__Excerpts from an interface dataset__:
====

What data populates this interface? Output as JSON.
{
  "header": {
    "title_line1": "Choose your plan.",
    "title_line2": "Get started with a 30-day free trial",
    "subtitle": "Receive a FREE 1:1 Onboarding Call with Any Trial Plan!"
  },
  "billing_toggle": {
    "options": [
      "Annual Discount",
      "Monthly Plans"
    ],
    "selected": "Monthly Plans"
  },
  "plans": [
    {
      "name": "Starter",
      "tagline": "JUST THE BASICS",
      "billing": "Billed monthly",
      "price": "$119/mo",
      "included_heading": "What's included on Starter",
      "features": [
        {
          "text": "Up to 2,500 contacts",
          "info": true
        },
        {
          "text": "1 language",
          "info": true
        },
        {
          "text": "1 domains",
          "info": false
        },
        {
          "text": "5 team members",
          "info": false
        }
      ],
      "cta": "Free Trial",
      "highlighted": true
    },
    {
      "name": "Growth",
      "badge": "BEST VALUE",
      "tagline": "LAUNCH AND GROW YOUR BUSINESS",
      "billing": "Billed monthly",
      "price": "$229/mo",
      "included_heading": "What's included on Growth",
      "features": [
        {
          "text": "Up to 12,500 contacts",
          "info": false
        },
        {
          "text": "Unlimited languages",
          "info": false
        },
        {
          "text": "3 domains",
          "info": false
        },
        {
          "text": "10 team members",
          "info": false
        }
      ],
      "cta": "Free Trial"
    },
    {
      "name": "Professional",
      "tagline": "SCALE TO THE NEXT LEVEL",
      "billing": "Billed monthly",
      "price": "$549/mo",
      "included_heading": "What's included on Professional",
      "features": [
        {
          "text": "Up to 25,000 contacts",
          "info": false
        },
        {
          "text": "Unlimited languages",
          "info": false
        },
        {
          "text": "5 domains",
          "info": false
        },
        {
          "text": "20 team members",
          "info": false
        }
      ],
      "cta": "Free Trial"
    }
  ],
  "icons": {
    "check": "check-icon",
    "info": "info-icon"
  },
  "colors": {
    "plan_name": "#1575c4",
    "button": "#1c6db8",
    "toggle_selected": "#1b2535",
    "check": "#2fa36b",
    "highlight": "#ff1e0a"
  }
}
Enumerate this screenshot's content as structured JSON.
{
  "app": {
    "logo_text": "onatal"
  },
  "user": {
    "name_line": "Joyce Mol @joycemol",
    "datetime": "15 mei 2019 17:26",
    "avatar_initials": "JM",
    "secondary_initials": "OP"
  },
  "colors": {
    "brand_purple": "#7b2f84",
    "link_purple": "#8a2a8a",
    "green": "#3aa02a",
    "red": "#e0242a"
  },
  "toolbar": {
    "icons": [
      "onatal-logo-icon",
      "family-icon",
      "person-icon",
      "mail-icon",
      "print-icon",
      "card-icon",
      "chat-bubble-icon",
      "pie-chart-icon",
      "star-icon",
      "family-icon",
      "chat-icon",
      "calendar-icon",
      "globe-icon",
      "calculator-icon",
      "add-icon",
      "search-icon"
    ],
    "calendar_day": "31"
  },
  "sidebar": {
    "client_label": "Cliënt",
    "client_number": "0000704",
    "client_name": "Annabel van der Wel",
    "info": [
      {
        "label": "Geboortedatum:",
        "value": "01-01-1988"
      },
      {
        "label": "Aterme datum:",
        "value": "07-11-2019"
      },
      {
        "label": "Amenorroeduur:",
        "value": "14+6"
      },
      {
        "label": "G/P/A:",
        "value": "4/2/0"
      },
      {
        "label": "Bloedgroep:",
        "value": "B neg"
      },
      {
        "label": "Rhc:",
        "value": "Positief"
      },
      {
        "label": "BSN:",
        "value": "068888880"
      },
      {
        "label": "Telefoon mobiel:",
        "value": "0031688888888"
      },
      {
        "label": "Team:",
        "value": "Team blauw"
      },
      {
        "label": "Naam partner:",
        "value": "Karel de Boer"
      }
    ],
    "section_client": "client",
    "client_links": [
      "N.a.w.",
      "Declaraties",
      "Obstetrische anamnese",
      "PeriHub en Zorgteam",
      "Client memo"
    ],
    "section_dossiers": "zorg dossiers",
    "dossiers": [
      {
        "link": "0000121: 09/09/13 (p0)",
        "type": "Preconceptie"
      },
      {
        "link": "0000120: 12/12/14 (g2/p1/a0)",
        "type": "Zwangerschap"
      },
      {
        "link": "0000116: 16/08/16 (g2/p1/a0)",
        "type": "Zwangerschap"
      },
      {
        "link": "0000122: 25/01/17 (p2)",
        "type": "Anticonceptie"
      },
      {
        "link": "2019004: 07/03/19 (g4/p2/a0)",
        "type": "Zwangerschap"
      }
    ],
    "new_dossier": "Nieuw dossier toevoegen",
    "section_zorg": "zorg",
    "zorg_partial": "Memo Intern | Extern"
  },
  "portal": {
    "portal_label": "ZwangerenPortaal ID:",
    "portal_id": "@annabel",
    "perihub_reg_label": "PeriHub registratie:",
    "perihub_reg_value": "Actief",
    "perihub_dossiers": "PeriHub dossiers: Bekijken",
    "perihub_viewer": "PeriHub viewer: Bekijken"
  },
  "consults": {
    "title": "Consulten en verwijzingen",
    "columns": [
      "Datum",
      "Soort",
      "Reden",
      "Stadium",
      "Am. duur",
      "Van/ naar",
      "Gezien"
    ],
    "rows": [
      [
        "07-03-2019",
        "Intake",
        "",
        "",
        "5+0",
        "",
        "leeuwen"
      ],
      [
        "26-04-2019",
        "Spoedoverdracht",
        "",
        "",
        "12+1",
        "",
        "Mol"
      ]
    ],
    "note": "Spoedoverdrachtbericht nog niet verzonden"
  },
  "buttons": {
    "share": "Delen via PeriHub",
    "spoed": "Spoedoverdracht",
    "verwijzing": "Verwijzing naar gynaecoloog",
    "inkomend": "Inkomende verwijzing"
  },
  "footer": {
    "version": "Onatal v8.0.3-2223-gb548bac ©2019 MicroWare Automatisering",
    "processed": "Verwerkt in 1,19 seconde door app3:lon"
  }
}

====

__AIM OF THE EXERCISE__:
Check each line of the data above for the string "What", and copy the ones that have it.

__RESPONSE TO THIS EXERCISE__:
What data populates this interface? Output as JSON.
      "included_heading": "What's included on Starter",
      "included_heading": "What's included on Growth",
      "included_heading": "What's included on Professional",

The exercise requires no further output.